| Stored items |
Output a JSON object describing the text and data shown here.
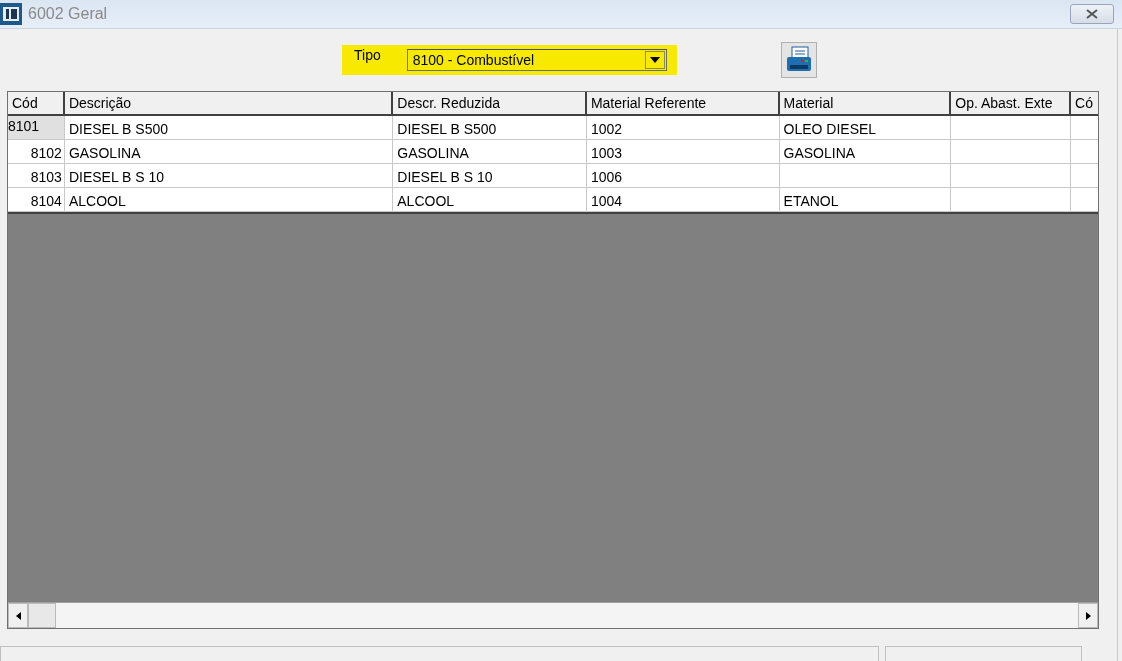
{
  "window": {
    "title": "6002 Geral"
  },
  "filter": {
    "label": "Tipo",
    "value": "8100 - Combustível",
    "highlighted": true
  },
  "table": {
    "columns": [
      "Cód",
      "Descrição",
      "Descr. Reduzida",
      "Material Referente",
      "Material",
      "Op. Abast. Exte",
      "Có"
    ],
    "rows": [
      {
        "selected": true,
        "cells": [
          "8101",
          "DIESEL B S500",
          "DIESEL B S500",
          "1002",
          "OLEO DIESEL",
          "",
          ""
        ]
      },
      {
        "selected": false,
        "cells": [
          "8102",
          "GASOLINA",
          "GASOLINA",
          "1003",
          "GASOLINA",
          "",
          ""
        ]
      },
      {
        "selected": false,
        "cells": [
          "8103",
          "DIESEL B S 10",
          "DIESEL B S 10",
          "1006",
          "",
          "",
          ""
        ]
      },
      {
        "selected": false,
        "cells": [
          "8104",
          "ALCOOL",
          "ALCOOL",
          "1004",
          "ETANOL",
          "",
          ""
        ]
      }
    ]
  }
}
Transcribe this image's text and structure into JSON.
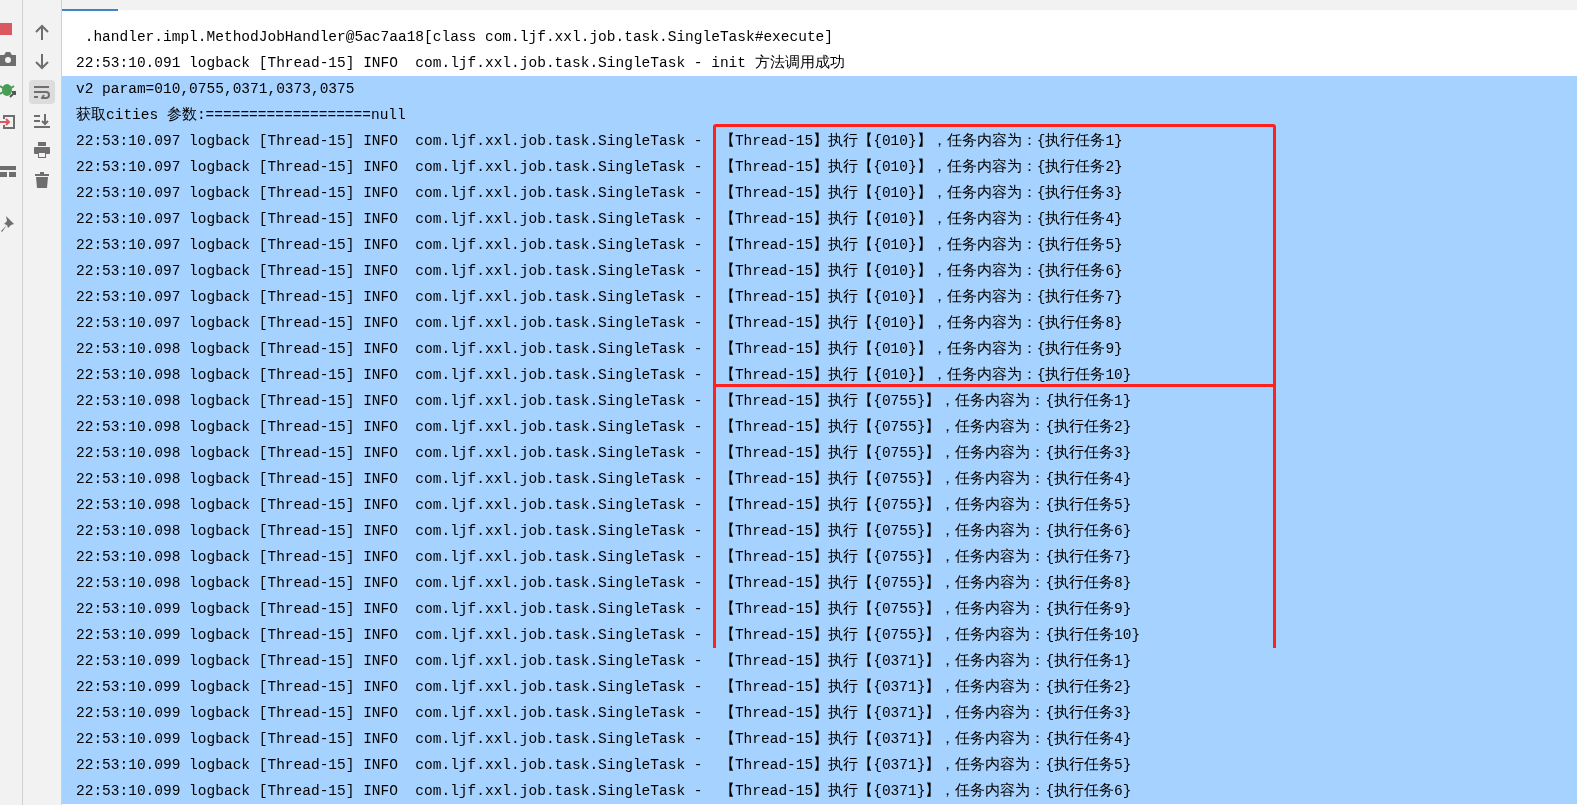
{
  "toolbar": {
    "soft_wrap_on": true
  },
  "console": {
    "lines": [
      {
        "text": " .handler.impl.MethodJobHandler@5ac7aa18[class com.ljf.xxl.job.task.SingleTask#execute]",
        "selected": false
      },
      {
        "text": "22:53:10.091 logback [Thread-15] INFO  com.ljf.xxl.job.task.SingleTask - init 方法调用成功",
        "selected": false
      },
      {
        "text": "v2 param=010,0755,0371,0373,0375",
        "selected": true
      },
      {
        "text": "获取cities 参数:===================null",
        "selected": true
      }
    ],
    "groups": [
      {
        "boxed": true,
        "lines": [
          {
            "text": "22:53:10.097 logback [Thread-15] INFO  com.ljf.xxl.job.task.SingleTask -",
            "message": "【Thread-15】执行【{010}】，任务内容为：{执行任务1}",
            "selected": true
          },
          {
            "text": "22:53:10.097 logback [Thread-15] INFO  com.ljf.xxl.job.task.SingleTask -",
            "message": "【Thread-15】执行【{010}】，任务内容为：{执行任务2}",
            "selected": true
          },
          {
            "text": "22:53:10.097 logback [Thread-15] INFO  com.ljf.xxl.job.task.SingleTask -",
            "message": "【Thread-15】执行【{010}】，任务内容为：{执行任务3}",
            "selected": true
          },
          {
            "text": "22:53:10.097 logback [Thread-15] INFO  com.ljf.xxl.job.task.SingleTask -",
            "message": "【Thread-15】执行【{010}】，任务内容为：{执行任务4}",
            "selected": true
          },
          {
            "text": "22:53:10.097 logback [Thread-15] INFO  com.ljf.xxl.job.task.SingleTask -",
            "message": "【Thread-15】执行【{010}】，任务内容为：{执行任务5}",
            "selected": true
          },
          {
            "text": "22:53:10.097 logback [Thread-15] INFO  com.ljf.xxl.job.task.SingleTask -",
            "message": "【Thread-15】执行【{010}】，任务内容为：{执行任务6}",
            "selected": true
          },
          {
            "text": "22:53:10.097 logback [Thread-15] INFO  com.ljf.xxl.job.task.SingleTask -",
            "message": "【Thread-15】执行【{010}】，任务内容为：{执行任务7}",
            "selected": true
          },
          {
            "text": "22:53:10.097 logback [Thread-15] INFO  com.ljf.xxl.job.task.SingleTask -",
            "message": "【Thread-15】执行【{010}】，任务内容为：{执行任务8}",
            "selected": true
          },
          {
            "text": "22:53:10.098 logback [Thread-15] INFO  com.ljf.xxl.job.task.SingleTask -",
            "message": "【Thread-15】执行【{010}】，任务内容为：{执行任务9}",
            "selected": true
          },
          {
            "text": "22:53:10.098 logback [Thread-15] INFO  com.ljf.xxl.job.task.SingleTask -",
            "message": "【Thread-15】执行【{010}】，任务内容为：{执行任务10}",
            "selected": true
          }
        ]
      },
      {
        "boxed": true,
        "lines": [
          {
            "text": "22:53:10.098 logback [Thread-15] INFO  com.ljf.xxl.job.task.SingleTask -",
            "message": "【Thread-15】执行【{0755}】，任务内容为：{执行任务1}",
            "selected": true
          },
          {
            "text": "22:53:10.098 logback [Thread-15] INFO  com.ljf.xxl.job.task.SingleTask -",
            "message": "【Thread-15】执行【{0755}】，任务内容为：{执行任务2}",
            "selected": true
          },
          {
            "text": "22:53:10.098 logback [Thread-15] INFO  com.ljf.xxl.job.task.SingleTask -",
            "message": "【Thread-15】执行【{0755}】，任务内容为：{执行任务3}",
            "selected": true
          },
          {
            "text": "22:53:10.098 logback [Thread-15] INFO  com.ljf.xxl.job.task.SingleTask -",
            "message": "【Thread-15】执行【{0755}】，任务内容为：{执行任务4}",
            "selected": true
          },
          {
            "text": "22:53:10.098 logback [Thread-15] INFO  com.ljf.xxl.job.task.SingleTask -",
            "message": "【Thread-15】执行【{0755}】，任务内容为：{执行任务5}",
            "selected": true
          },
          {
            "text": "22:53:10.098 logback [Thread-15] INFO  com.ljf.xxl.job.task.SingleTask -",
            "message": "【Thread-15】执行【{0755}】，任务内容为：{执行任务6}",
            "selected": true
          },
          {
            "text": "22:53:10.098 logback [Thread-15] INFO  com.ljf.xxl.job.task.SingleTask -",
            "message": "【Thread-15】执行【{0755}】，任务内容为：{执行任务7}",
            "selected": true
          },
          {
            "text": "22:53:10.098 logback [Thread-15] INFO  com.ljf.xxl.job.task.SingleTask -",
            "message": "【Thread-15】执行【{0755}】，任务内容为：{执行任务8}",
            "selected": true
          },
          {
            "text": "22:53:10.099 logback [Thread-15] INFO  com.ljf.xxl.job.task.SingleTask -",
            "message": "【Thread-15】执行【{0755}】，任务内容为：{执行任务9}",
            "selected": true
          },
          {
            "text": "22:53:10.099 logback [Thread-15] INFO  com.ljf.xxl.job.task.SingleTask -",
            "message": "【Thread-15】执行【{0755}】，任务内容为：{执行任务10}",
            "selected": true
          }
        ]
      },
      {
        "boxed": false,
        "lines": [
          {
            "text": "22:53:10.099 logback [Thread-15] INFO  com.ljf.xxl.job.task.SingleTask -",
            "message": "【Thread-15】执行【{0371}】，任务内容为：{执行任务1}",
            "selected": true
          },
          {
            "text": "22:53:10.099 logback [Thread-15] INFO  com.ljf.xxl.job.task.SingleTask -",
            "message": "【Thread-15】执行【{0371}】，任务内容为：{执行任务2}",
            "selected": true
          },
          {
            "text": "22:53:10.099 logback [Thread-15] INFO  com.ljf.xxl.job.task.SingleTask -",
            "message": "【Thread-15】执行【{0371}】，任务内容为：{执行任务3}",
            "selected": true
          },
          {
            "text": "22:53:10.099 logback [Thread-15] INFO  com.ljf.xxl.job.task.SingleTask -",
            "message": "【Thread-15】执行【{0371}】，任务内容为：{执行任务4}",
            "selected": true
          },
          {
            "text": "22:53:10.099 logback [Thread-15] INFO  com.ljf.xxl.job.task.SingleTask -",
            "message": "【Thread-15】执行【{0371}】，任务内容为：{执行任务5}",
            "selected": true
          },
          {
            "text": "22:53:10.099 logback [Thread-15] INFO  com.ljf.xxl.job.task.SingleTask -",
            "message": "【Thread-15】执行【{0371}】，任务内容为：{执行任务6}",
            "selected": true
          }
        ]
      }
    ]
  }
}
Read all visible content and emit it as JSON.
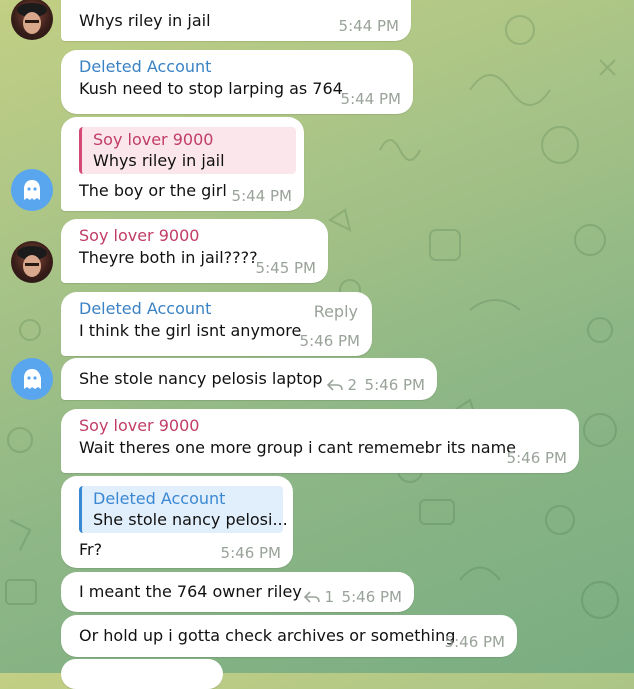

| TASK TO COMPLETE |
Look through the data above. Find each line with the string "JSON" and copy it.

| WRITTEN REPLY |
Output a JSON object describing the text and data shown here.
Transcribe this image's text and structure into JSON.
Read all visible content and emit it as JSON.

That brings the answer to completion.